Out With The Old

The Buying Game

The good news is, you've probably learned a thing or two about purchasing computer equipment since you bought your first PC. You're more knowledgeable about your business's technology needs, and you may already know what areas you'd like to improve. Maybe the monitor on your current computer is too small and strains your eyes, so now you want a larger one. Or, if your first PC came loaded with a 3-D graphics card, multimedia encyclopedia and games for the kids, you probably found little business use for these features and want to find a PC without all the recreational features.

"Usually, [homebased business owners'] second purchase won't have anywhere near the bells and whistles their first machine has," says James Staten, industry analyst with Dataquest Inc., an information technology research firm in San Jose, California. "You'll sacrifice things like 3-D graphics cards because you don't need them."

While there isn't a single solution that fits the bill for every homebased business, there are guidelines to follow. For example, if you plan on using your second PC for general productivity purposes such as running word processing, spreadsheet and general accounting software, you'll need to invest in a machine with a faster processor and larger hard drive. If you'll be using it primarily for communication purposes, such as sending e-mail, surfing the Web or faxing, look into a PC with a high-speed fax/modem. Those who plan to create advertising and marketing materials in-house may want a higher-end graphics system with lots of memory.

A slew of technology vendors are rolling out computers designed specifically for the small office/home office (SOHO) market. Overall, these computers serve homebased businesses well because they come stocked with fast processors, large hard drives, speedy modems, remote-control software and advanced support software to diagnose computer problems quickly. They also come pre-installed with leading business software. For instance, Apple Computer Inc.'s Small Business Power Macintosh models boast Microsoft Office, Norton Utilities, Now Software's Now Up-to-Date & Contact contact management program, Jian BizPlan Builder and more.

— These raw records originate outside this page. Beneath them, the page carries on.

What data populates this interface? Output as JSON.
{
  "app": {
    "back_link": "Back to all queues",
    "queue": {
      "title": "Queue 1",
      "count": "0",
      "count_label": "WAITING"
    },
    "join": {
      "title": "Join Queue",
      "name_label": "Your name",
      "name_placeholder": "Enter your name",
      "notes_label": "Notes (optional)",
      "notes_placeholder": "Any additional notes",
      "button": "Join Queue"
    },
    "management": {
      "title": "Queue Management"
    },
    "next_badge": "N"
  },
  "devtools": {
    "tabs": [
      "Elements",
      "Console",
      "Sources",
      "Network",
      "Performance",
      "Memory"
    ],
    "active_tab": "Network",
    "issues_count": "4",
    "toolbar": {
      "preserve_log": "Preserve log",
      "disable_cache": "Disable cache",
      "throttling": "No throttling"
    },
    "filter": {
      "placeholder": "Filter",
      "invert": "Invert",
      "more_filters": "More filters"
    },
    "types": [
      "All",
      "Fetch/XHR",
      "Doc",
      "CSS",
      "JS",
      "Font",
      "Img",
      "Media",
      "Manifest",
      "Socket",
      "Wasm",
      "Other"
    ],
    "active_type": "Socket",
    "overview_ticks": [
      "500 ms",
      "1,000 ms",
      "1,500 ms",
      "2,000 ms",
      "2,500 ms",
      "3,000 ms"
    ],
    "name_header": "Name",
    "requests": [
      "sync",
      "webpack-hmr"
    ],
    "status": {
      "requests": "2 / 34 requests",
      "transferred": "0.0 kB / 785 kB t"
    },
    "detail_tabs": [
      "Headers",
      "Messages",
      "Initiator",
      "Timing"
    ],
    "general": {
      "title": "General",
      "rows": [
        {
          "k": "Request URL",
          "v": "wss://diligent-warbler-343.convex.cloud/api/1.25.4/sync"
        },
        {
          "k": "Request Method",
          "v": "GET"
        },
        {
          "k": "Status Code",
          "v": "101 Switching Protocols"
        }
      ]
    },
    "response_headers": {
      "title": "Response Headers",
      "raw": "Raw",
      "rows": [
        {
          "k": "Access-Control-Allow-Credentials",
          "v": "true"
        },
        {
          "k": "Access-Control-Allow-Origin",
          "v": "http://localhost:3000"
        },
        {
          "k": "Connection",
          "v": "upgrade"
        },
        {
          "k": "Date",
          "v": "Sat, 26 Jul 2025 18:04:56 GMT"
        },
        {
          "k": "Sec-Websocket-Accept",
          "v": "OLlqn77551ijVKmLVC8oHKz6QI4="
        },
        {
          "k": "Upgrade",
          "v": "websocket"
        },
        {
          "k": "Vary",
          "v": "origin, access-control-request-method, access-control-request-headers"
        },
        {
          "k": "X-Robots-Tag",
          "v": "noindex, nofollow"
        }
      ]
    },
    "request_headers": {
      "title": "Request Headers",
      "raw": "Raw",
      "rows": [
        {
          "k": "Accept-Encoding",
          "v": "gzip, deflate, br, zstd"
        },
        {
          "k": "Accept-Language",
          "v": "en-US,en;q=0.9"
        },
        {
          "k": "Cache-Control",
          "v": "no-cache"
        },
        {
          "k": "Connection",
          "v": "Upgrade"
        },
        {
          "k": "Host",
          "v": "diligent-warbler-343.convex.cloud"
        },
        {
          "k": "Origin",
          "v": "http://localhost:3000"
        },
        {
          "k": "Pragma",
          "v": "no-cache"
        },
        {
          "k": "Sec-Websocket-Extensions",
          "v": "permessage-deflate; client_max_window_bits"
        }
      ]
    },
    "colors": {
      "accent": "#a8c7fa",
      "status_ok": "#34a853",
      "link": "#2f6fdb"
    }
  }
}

Packard Bell's all-new Platinum 4200 computer for the SOHO user comes loaded with a fast 266 MHz Intel Pentium II processor with MMX technology, a 7.0GB hard drive, a Digital Versatile Disc Drive, a 56 KBps modem with U.S. Robotics X2 technology, and a telephone answering system with full-duplex speakerphone. It also has a variety of innovative customer support features. One such program is PC Doctor, which performs tests to detect hardware and software errors. CyberWarner warns users when they're about to make a critical computer error and logs the action online so that a customer service representative with remote-control software can easily determine the problem.

When deciding what type of system you need, don't rule out a laptop. Today's laptops boast powerful processors and lightweight designs, making them ideal for displaying sales presentations on the road. They also make sense for accounting, real estate or any kind of homebased business that could benefit from inputting or furnishing information on the spot.

Loading the player ...

Mark Cuban's 12 Rules for Startups

Ads by Google

Share Your Thoughts

Connect with Entrepreneur

Most Shared Stories